            Central Funding

Projects where costs are not funded by unit funding sources may be approved by the Budget Office to be funded with central sources of funding. Projects that receive central funding will incur depreciation and interest chargebacks to a unit’s operating budget (as well as utilities and maintenance operating expenses) under the University’s Space Allocation model once the project is complete. IT projects that receive central funding will charge back depreciation and interest through the ITS Chargeback model.

Additional Space Allocation charges do not release units from commitments regarding operating budgets. For projects with a central funding component under review by the CPRC for recommendation for Board authorization, the Budget Director and AVP for Finance will prepare a multi-year estimate of future operating costs for review by the unit’s Finance Director and work with the unit to identify adequate sources of incremental revenue or operating savings to absorb the additional expense within existing operating budget targets. The unit Dean or Vice President will then determine whether or not to commit to the incremental project expense prior to a project moving forward to recommendation for Board authorization. Any adjustments to a unit’s operating budget target must be approved by the Provost.

Subject to Budget Office approval, projects may receive central funding for a portion of a project’s costs, in which case future depreciation and interest chargebacks to a unit’s operating budget will be prorated.

Accounting Controls

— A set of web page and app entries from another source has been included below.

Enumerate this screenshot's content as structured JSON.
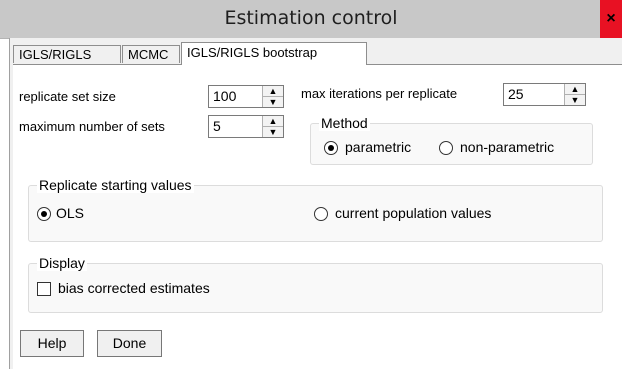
{
  "window": {
    "title": "Estimation control",
    "close_glyph": "×"
  },
  "tabs": [
    {
      "label": "IGLS/RIGLS",
      "active": false
    },
    {
      "label": "MCMC",
      "active": false
    },
    {
      "label": "IGLS/RIGLS bootstrap",
      "active": true
    }
  ],
  "form": {
    "replicate_set_size": {
      "label": "replicate set size",
      "value": "100"
    },
    "max_sets": {
      "label": "maximum number of sets",
      "value": "5"
    },
    "max_iterations": {
      "label": "max iterations per replicate",
      "value": "25"
    },
    "spin_up": "▲",
    "spin_down": "▼"
  },
  "method": {
    "title": "Method",
    "options": [
      {
        "label": "parametric",
        "checked": true
      },
      {
        "label": "non-parametric",
        "checked": false
      }
    ]
  },
  "starting_values": {
    "title": "Replicate starting values",
    "options": [
      {
        "label": "OLS",
        "checked": true
      },
      {
        "label": "current population values",
        "checked": false
      }
    ]
  },
  "display": {
    "title": "Display",
    "bias_corrected": {
      "label": "bias corrected estimates",
      "checked": false
    }
  },
  "buttons": {
    "help": "Help",
    "done": "Done"
  }
}
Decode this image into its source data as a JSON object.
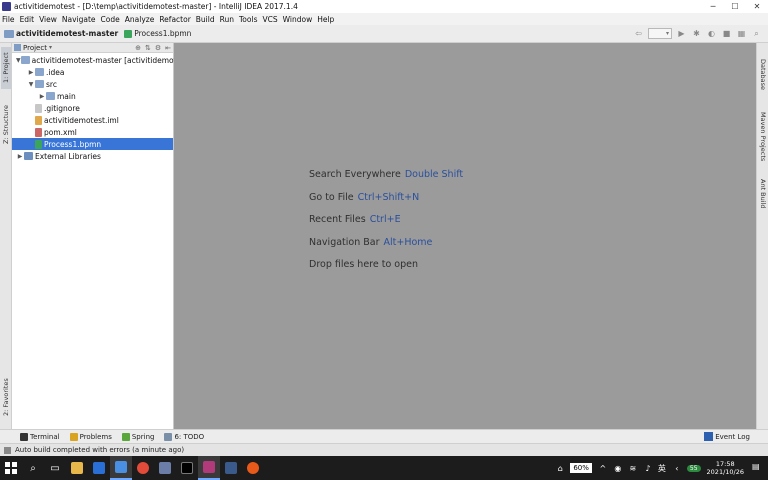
{
  "window": {
    "title": "activitidemotest - [D:\\temp\\activitidemotest-master] - IntelliJ IDEA 2017.1.4"
  },
  "menu": [
    "File",
    "Edit",
    "View",
    "Navigate",
    "Code",
    "Analyze",
    "Refactor",
    "Build",
    "Run",
    "Tools",
    "VCS",
    "Window",
    "Help"
  ],
  "navbar": {
    "project": "activitidemotest-master",
    "file": "Process1.bpmn"
  },
  "left_tabs": {
    "project": "1: Project",
    "structure": "Z: Structure",
    "favorites": "2: Favorites"
  },
  "right_tabs": {
    "database": "Database",
    "maven": "Maven Projects",
    "ant": "Ant Build"
  },
  "project_panel": {
    "header": "Project",
    "tree": [
      {
        "label": "activitidemotest-master [activitidemot",
        "arrow": "▼",
        "icon": "folder",
        "indent": 0
      },
      {
        "label": ".idea",
        "arrow": "▶",
        "icon": "folder",
        "indent": 1
      },
      {
        "label": "src",
        "arrow": "▼",
        "icon": "src",
        "indent": 1
      },
      {
        "label": "main",
        "arrow": "▶",
        "icon": "folder",
        "indent": 2
      },
      {
        "label": ".gitignore",
        "arrow": "",
        "icon": "file",
        "indent": 1
      },
      {
        "label": "activitidemotest.iml",
        "arrow": "",
        "icon": "xml",
        "indent": 1
      },
      {
        "label": "pom.xml",
        "arrow": "",
        "icon": "maven",
        "indent": 1
      },
      {
        "label": "Process1.bpmn",
        "arrow": "",
        "icon": "bpmn",
        "indent": 1,
        "selected": true
      },
      {
        "label": "External Libraries",
        "arrow": "▶",
        "icon": "lib",
        "indent": 0
      }
    ]
  },
  "editor_hints": [
    {
      "text": "Search Everywhere",
      "shortcut": "Double Shift"
    },
    {
      "text": "Go to File",
      "shortcut": "Ctrl+Shift+N"
    },
    {
      "text": "Recent Files",
      "shortcut": "Ctrl+E"
    },
    {
      "text": "Navigation Bar",
      "shortcut": "Alt+Home"
    },
    {
      "text": "Drop files here to open",
      "shortcut": ""
    }
  ],
  "tool_windows": [
    {
      "label": "Terminal",
      "color": "#333333"
    },
    {
      "label": "Problems",
      "color": "#d9a521"
    },
    {
      "label": "Spring",
      "color": "#5aa83c"
    },
    {
      "label": "6: TODO",
      "color": "#7a8fa8"
    }
  ],
  "event_log": "Event Log",
  "status": "Auto build completed with errors (a minute ago)",
  "taskbar": {
    "battery": "60%",
    "lang": "英",
    "badge": "55",
    "time": "17:58",
    "date": "2021/10/26"
  }
}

Projects that receive authorization from the appropriate approval level will be entered into the University’s accounting system using 8-ledger project accounts, once Capital Asset Accounting receives the appropriate documentation. Budget Office will provide Capital Asset Accounting with line item detail for the individual projects authorized by the Board as part of the annual capital budget. Capital Asset Accounting processes around capital assets are defined in University Financial Policies 1004.1-8.

On an annual basis, the Budget Office and Capital Asset Accounting will review all open projects to determine the status of the project and to determine if projects should be closed. Project accounts should be closed upon completion of the project. If a project does not commence spending within the fiscal year for which it received authorization, the project account will be closed and the project must be re-submitted for authorization.

At the time a project is closed, any remaining authorized budget will be closed out and will not be reallocated to another project. On all projects that are jointly funded by both the center and a unit, unit funds will be expended first. Any funds remaining at the end of the project will be returned to the center, up to its total contribution, and then any remaining funds will be returned to the unit.